Origin of parallelogramFrench parallélogramme from Classical Latin parallelogrammum from Classical Greek parall?logrammon from parall?los, parallel + gramm?, stroke in writing: see gram
The definition of a parallelogram is a four-sided plane with opposite sites which are equal and parallel.
A rectangle is an example of a parallelogram.
A four-sided plane figure with opposite sides parallel.
Origin of parallelogramLate Latin parallēlogrammum from Greek parallēlogrammon from neuter sing. of parallēlogrammos bounded by parallel lines parallēlos parallel ; see parallel . grammē line ; see gerbh- in Indo-European roots.
- (iv) Parallelogram: two opposite sides a and a, distance between them h.
- The fundamental postulate of this part of our subject is that the two forces acting on a particle may be compounded by the parallelogram rule.
- It is in shape an irregular parallelogram, divided into two nearly equal parts by the range of the Eastern Ghats, which intersects it throughout its entire length.

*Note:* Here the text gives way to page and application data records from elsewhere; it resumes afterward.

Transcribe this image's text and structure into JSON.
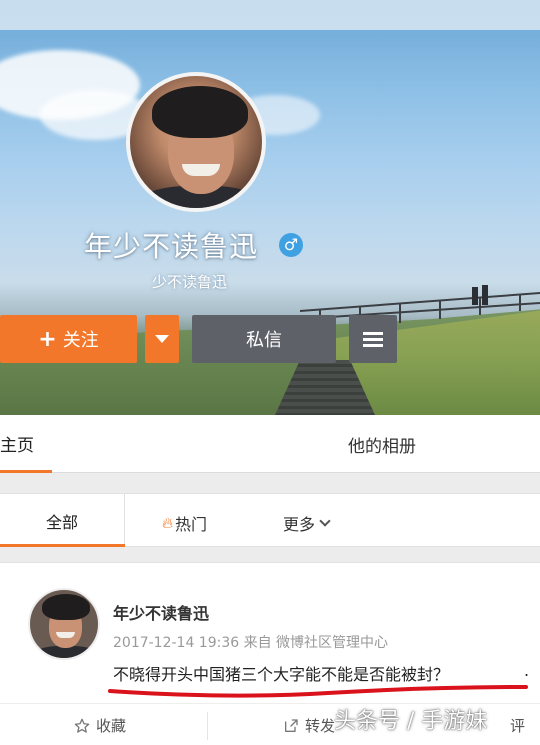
{
  "profile": {
    "name": "年少不读鲁迅",
    "gender_symbol": "♂",
    "subtitle": "少不读鲁迅"
  },
  "actions": {
    "follow_plus": "+",
    "follow_label": "关注",
    "message_label": "私信"
  },
  "tabs": {
    "home": "主页",
    "album": "他的相册"
  },
  "filters": {
    "all": "全部",
    "hot": "热门",
    "more": "更多"
  },
  "post": {
    "author": "年少不读鲁迅",
    "meta": "2017-12-14 19:36 来自 微博社区管理中心",
    "text": "不晓得开头中国猪三个大字能不能是否能被封？",
    "trailing_dot": ".",
    "favorite_label": "收藏",
    "repost_label": "转发",
    "comment_label": "评"
  },
  "watermark": "头条号 / 手游妹",
  "colors": {
    "accent_orange": "#f3772a",
    "button_gray": "#5e6168",
    "gender_blue": "#3fa1e2",
    "annotation_red": "#d9121b"
  },
  "icons": [
    "plus-icon",
    "chevron-down-icon",
    "menu-icon",
    "male-icon",
    "flame-icon",
    "star-icon",
    "share-icon"
  ]
}
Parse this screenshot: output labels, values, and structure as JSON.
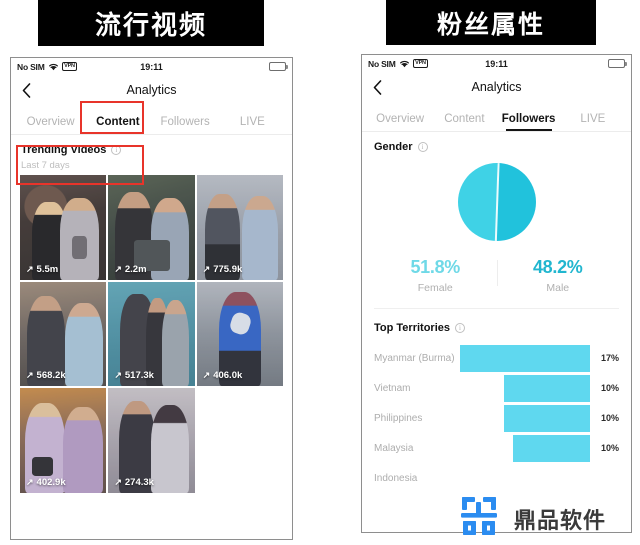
{
  "banners": {
    "left": "流行视频",
    "right": "粉丝属性"
  },
  "left_phone": {
    "status_bar": {
      "carrier": "No SIM",
      "wifi_icon": "wifi-icon",
      "vpn_badge": "VPN",
      "time": "19:11",
      "battery_icon": "battery-icon"
    },
    "nav": {
      "back_icon": "back-chevron-icon",
      "title": "Analytics"
    },
    "tabs": [
      {
        "label": "Overview",
        "active": false
      },
      {
        "label": "Content",
        "active": true
      },
      {
        "label": "Followers",
        "active": false
      },
      {
        "label": "LIVE",
        "active": false
      }
    ],
    "trending": {
      "title": "Trending Videos",
      "info_icon": "info-icon",
      "subtitle": "Last 7 days",
      "videos": [
        {
          "views": "5.5m",
          "icon": "arrow-up-right-icon"
        },
        {
          "views": "2.2m",
          "icon": "arrow-up-right-icon"
        },
        {
          "views": "775.9k",
          "icon": "arrow-up-right-icon"
        },
        {
          "views": "568.2k",
          "icon": "arrow-up-right-icon"
        },
        {
          "views": "517.3k",
          "icon": "arrow-up-right-icon"
        },
        {
          "views": "406.0k",
          "icon": "arrow-up-right-icon"
        },
        {
          "views": "402.9k",
          "icon": "arrow-up-right-icon"
        },
        {
          "views": "274.3k",
          "icon": "arrow-up-right-icon"
        }
      ]
    }
  },
  "right_phone": {
    "status_bar": {
      "carrier": "No SIM",
      "wifi_icon": "wifi-icon",
      "vpn_badge": "VPN",
      "time": "19:11",
      "battery_icon": "battery-icon"
    },
    "nav": {
      "back_icon": "back-chevron-icon",
      "title": "Analytics"
    },
    "tabs": [
      {
        "label": "Overview",
        "active": false
      },
      {
        "label": "Content",
        "active": false
      },
      {
        "label": "Followers",
        "active": true
      },
      {
        "label": "LIVE",
        "active": false
      }
    ],
    "gender": {
      "title": "Gender",
      "info_icon": "info-icon",
      "female_pct": "51.8%",
      "female_label": "Female",
      "male_pct": "48.2%",
      "male_label": "Male"
    },
    "territories": {
      "title": "Top Territories",
      "info_icon": "info-icon",
      "rows": [
        {
          "name": "Myanmar (Burma)",
          "pct": "17%"
        },
        {
          "name": "Vietnam",
          "pct": "10%"
        },
        {
          "name": "Philippines",
          "pct": "10%"
        },
        {
          "name": "Malaysia",
          "pct": "10%"
        },
        {
          "name": "Indonesia",
          "pct": ""
        }
      ]
    }
  },
  "watermark": {
    "logo_icon": "dingpin-logo-icon",
    "text": "鼎品软件"
  },
  "colors": {
    "accent_cyan": "#5fd8ef",
    "pie_female": "#3fd2e6",
    "pie_male": "#21c2dc",
    "female_text": "#6fd9e7",
    "male_text": "#21b6cf",
    "annotation_red": "#e8342a",
    "logo_blue": "#2b8cf0"
  },
  "chart_data": [
    {
      "type": "pie",
      "title": "Gender",
      "labels": [
        "Female",
        "Male"
      ],
      "values": [
        51.8,
        48.2
      ],
      "colors": [
        "#3fd2e6",
        "#21c2dc"
      ],
      "legend": "below"
    },
    {
      "type": "bar",
      "title": "Top Territories",
      "orientation": "horizontal",
      "categories": [
        "Myanmar (Burma)",
        "Vietnam",
        "Philippines",
        "Malaysia",
        "Indonesia"
      ],
      "values": [
        17,
        10,
        10,
        10,
        null
      ],
      "value_labels": [
        "17%",
        "10%",
        "10%",
        "10%",
        ""
      ],
      "xlabel": "",
      "ylabel": "",
      "xlim": [
        0,
        17
      ],
      "grid": false,
      "bar_color": "#5fd8ef",
      "note": "bars are right-aligned; Indonesia row is cut off at bottom of viewport"
    }
  ]
}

- Further, at any one of the centres of load let PL represent the magnitude and direction of the gross load, and Pa, Pb the two resistances by which the piece to which that load is applied is supported; then wifl those three lines be respectively the diagonal and sides of a parallelogram; or, what is the same thing, they will be equal to the three sides of a triangleS and they must be in the same plane, although the sides of the polygon of resistances may be in different planes.

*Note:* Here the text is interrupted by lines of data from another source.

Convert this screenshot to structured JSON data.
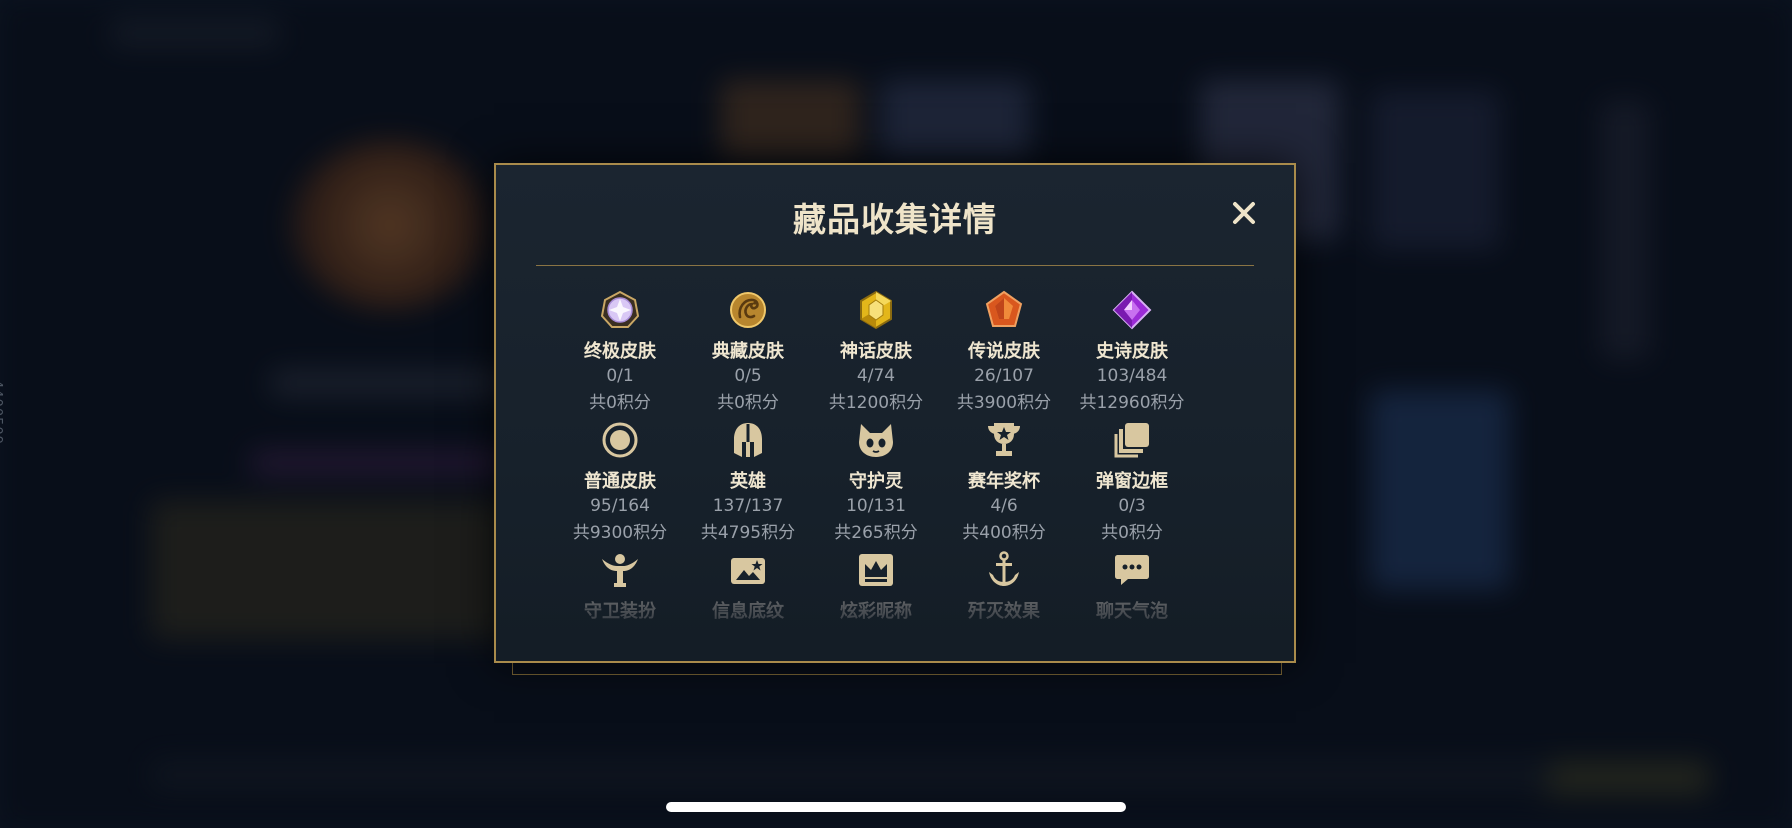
{
  "dialog": {
    "title": "藏品收集详情",
    "close_icon": "close-icon"
  },
  "side_text": "4400509",
  "colors": {
    "accent_gold": "#a98b4b",
    "panel_bg": "#17212b",
    "title_text": "#efe4c9",
    "muted_text": "#9aa1aa"
  },
  "rows": [
    [
      {
        "icon": "ultimate-skin-gem-icon",
        "label": "终极皮肤",
        "count": "0/1",
        "points": "共0积分"
      },
      {
        "icon": "prestige-dragon-emblem-icon",
        "label": "典藏皮肤",
        "count": "0/5",
        "points": "共0积分"
      },
      {
        "icon": "mythic-gem-icon",
        "label": "神话皮肤",
        "count": "4/74",
        "points": "共1200积分"
      },
      {
        "icon": "legendary-gem-icon",
        "label": "传说皮肤",
        "count": "26/107",
        "points": "共3900积分"
      },
      {
        "icon": "epic-gem-icon",
        "label": "史诗皮肤",
        "count": "103/484",
        "points": "共12960积分"
      }
    ],
    [
      {
        "icon": "normal-skin-circle-icon",
        "label": "普通皮肤",
        "count": "95/164",
        "points": "共9300积分"
      },
      {
        "icon": "champion-helmet-icon",
        "label": "英雄",
        "count": "137/137",
        "points": "共4795积分"
      },
      {
        "icon": "little-legend-icon",
        "label": "守护灵",
        "count": "10/131",
        "points": "共265积分"
      },
      {
        "icon": "trophy-icon",
        "label": "赛年奖杯",
        "count": "4/6",
        "points": "共400积分"
      },
      {
        "icon": "popup-frame-icon",
        "label": "弹窗边框",
        "count": "0/3",
        "points": "共0积分"
      }
    ],
    [
      {
        "icon": "ward-skin-icon",
        "label": "守卫装扮"
      },
      {
        "icon": "banner-icon",
        "label": "信息底纹"
      },
      {
        "icon": "crown-icon",
        "label": "炫彩昵称"
      },
      {
        "icon": "anchor-icon",
        "label": "歼灭效果"
      },
      {
        "icon": "chat-bubble-icon",
        "label": "聊天气泡"
      }
    ]
  ]
}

- Thus if a lacquer box in the form of a parallelogram is the object, Japanese artists will not divide it in two equal parts by a perpendicular line, but by a diagonal, as offering a more pleasing line and division.